* **EXERCISE PROMPT**
Lines with the word "text": copy all of them from the entries below.

Interface dataset entries
=-=-=-=-=

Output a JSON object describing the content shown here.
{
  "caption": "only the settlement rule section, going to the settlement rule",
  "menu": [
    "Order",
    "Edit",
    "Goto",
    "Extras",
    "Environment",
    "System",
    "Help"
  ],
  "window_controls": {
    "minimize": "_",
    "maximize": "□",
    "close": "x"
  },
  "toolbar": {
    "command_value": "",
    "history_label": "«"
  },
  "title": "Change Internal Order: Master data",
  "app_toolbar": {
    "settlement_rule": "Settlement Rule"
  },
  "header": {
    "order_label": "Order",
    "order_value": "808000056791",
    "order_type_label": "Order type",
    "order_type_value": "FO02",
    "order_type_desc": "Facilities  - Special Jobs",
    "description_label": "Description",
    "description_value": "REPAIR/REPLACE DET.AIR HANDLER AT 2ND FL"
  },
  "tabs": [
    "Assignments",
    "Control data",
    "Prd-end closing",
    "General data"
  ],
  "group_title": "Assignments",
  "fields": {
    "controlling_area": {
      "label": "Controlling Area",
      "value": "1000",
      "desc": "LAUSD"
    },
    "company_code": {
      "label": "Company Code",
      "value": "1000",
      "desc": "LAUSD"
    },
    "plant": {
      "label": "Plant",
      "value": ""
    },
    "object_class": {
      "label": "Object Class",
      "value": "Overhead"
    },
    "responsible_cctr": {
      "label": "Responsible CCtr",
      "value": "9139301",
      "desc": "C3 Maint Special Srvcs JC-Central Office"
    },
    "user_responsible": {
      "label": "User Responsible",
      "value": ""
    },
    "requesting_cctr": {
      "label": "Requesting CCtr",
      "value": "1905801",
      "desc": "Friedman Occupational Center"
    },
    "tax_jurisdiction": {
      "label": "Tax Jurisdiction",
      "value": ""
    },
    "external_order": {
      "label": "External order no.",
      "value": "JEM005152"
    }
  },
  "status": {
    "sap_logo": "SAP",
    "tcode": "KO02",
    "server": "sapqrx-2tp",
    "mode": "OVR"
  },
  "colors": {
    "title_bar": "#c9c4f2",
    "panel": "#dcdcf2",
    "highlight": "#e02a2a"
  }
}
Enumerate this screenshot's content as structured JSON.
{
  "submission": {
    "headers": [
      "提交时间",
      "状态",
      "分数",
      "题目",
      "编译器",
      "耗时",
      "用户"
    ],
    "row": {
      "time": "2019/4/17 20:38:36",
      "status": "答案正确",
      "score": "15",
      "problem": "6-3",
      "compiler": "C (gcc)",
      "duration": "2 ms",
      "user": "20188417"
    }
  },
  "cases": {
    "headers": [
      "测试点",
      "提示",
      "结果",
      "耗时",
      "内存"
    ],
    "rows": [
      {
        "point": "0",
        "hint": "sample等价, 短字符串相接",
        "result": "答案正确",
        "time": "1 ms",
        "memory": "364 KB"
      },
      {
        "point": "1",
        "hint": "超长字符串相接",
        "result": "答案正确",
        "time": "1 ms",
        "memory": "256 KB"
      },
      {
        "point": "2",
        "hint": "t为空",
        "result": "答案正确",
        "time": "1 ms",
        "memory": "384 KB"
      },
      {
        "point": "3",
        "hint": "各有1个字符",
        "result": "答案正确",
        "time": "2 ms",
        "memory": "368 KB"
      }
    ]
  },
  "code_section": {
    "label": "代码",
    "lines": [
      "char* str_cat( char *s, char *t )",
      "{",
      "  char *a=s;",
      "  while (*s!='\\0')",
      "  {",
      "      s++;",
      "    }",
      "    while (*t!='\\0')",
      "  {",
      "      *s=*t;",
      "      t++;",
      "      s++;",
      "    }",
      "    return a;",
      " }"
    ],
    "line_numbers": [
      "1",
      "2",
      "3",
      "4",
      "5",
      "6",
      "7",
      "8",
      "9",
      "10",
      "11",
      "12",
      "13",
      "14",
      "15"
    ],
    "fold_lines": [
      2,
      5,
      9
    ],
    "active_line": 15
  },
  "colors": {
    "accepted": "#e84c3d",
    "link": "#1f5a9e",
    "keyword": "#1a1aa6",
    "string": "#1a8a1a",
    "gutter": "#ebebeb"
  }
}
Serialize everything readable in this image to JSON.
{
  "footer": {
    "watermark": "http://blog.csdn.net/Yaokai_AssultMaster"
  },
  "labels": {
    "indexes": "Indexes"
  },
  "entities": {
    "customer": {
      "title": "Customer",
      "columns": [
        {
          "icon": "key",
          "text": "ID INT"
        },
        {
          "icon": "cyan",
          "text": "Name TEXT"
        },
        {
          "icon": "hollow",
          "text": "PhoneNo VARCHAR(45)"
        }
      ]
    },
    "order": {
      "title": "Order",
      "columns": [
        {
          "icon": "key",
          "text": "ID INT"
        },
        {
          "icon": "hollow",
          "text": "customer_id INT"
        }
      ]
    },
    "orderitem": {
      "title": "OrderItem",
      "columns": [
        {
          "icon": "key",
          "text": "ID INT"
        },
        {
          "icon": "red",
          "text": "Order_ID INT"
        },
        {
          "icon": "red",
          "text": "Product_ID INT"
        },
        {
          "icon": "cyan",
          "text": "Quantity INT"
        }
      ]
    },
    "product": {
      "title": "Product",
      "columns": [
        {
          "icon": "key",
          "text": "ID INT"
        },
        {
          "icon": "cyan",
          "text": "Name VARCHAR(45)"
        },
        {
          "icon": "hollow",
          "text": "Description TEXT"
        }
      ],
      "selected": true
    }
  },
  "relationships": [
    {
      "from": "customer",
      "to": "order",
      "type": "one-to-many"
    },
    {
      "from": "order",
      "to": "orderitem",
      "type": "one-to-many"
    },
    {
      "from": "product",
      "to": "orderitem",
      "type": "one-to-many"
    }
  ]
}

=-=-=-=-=

* **ANSWER BOX**
          "text": "ID INT"
          "text": "Name TEXT"
          "text": "PhoneNo VARCHAR(45)"
          "text": "ID INT"
          "text": "customer_id INT"
          "text": "ID INT"
          "text": "Order_ID INT"
          "text": "Product_ID INT"
          "text": "Quantity INT"
          "text": "ID INT"
          "text": "Name VARCHAR(45)"
          "text": "Description TEXT"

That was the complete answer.